The problem: Give back every entry below, unchanged.

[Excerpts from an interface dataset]
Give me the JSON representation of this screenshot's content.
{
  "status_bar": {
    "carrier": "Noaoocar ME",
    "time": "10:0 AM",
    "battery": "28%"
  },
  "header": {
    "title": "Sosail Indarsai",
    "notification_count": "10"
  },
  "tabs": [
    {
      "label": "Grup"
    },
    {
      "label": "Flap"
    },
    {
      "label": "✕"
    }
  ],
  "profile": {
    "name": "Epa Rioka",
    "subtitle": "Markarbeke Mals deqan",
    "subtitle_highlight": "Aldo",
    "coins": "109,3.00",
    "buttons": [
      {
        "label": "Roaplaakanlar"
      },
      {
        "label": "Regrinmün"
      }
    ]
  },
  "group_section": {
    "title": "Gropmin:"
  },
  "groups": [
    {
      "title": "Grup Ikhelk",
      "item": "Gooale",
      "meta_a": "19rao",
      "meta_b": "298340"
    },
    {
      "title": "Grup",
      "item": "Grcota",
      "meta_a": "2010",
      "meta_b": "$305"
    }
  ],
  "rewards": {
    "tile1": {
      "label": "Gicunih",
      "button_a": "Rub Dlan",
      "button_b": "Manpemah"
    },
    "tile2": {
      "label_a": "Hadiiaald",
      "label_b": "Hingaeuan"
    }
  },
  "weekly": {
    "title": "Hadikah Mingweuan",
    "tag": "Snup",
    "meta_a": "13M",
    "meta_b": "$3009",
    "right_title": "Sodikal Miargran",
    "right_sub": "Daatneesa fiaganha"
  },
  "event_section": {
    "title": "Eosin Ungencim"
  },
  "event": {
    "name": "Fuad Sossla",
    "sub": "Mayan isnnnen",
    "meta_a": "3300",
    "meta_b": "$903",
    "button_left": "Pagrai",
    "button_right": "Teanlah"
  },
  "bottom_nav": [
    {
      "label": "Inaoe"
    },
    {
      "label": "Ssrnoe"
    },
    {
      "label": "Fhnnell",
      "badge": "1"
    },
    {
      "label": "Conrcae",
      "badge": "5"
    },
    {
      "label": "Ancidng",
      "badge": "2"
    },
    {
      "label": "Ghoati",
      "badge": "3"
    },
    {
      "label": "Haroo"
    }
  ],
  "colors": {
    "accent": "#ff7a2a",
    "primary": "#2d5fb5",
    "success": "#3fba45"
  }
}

Answer to this problem:
Give me the JSON representation of this screenshot's content.
{
  "status_bar": {
    "carrier": "Noaoocar ME",
    "time": "10:0 AM",
    "battery": "28%"
  },
  "header": {
    "title": "Sosail Indarsai",
    "notification_count": "10"
  },
  "tabs": [
    {
      "label": "Grup"
    },
    {
      "label": "Flap"
    },
    {
      "label": "✕"
    }
  ],
  "profile": {
    "name": "Epa Rioka",
    "subtitle": "Markarbeke Mals deqan",
    "subtitle_highlight": "Aldo",
    "coins": "109,3.00",
    "buttons": [
      {
        "label": "Roaplaakanlar"
      },
      {
        "label": "Regrinmün"
      }
    ]
  },
  "group_section": {
    "title": "Gropmin:"
  },
  "groups": [
    {
      "title": "Grup Ikhelk",
      "item": "Gooale",
      "meta_a": "19rao",
      "meta_b": "298340"
    },
    {
      "title": "Grup",
      "item": "Grcota",
      "meta_a": "2010",
      "meta_b": "$305"
    }
  ],
  "rewards": {
    "tile1": {
      "label": "Gicunih",
      "button_a": "Rub Dlan",
      "button_b": "Manpemah"
    },
    "tile2": {
      "label_a": "Hadiiaald",
      "label_b": "Hingaeuan"
    }
  },
  "weekly": {
    "title": "Hadikah Mingweuan",
    "tag": "Snup",
    "meta_a": "13M",
    "meta_b": "$3009",
    "right_title": "Sodikal Miargran",
    "right_sub": "Daatneesa fiaganha"
  },
  "event_section": {
    "title": "Eosin Ungencim"
  },
  "event": {
    "name": "Fuad Sossla",
    "sub": "Mayan isnnnen",
    "meta_a": "3300",
    "meta_b": "$903",
    "button_left": "Pagrai",
    "button_right": "Teanlah"
  },
  "bottom_nav": [
    {
      "label": "Inaoe"
    },
    {
      "label": "Ssrnoe"
    },
    {
      "label": "Fhnnell",
      "badge": "1"
    },
    {
      "label": "Conrcae",
      "badge": "5"
    },
    {
      "label": "Ancidng",
      "badge": "2"
    },
    {
      "label": "Ghoati",
      "badge": "3"
    },
    {
      "label": "Haroo"
    }
  ],
  "colors": {
    "accent": "#ff7a2a",
    "primary": "#2d5fb5",
    "success": "#3fba45"
  }
}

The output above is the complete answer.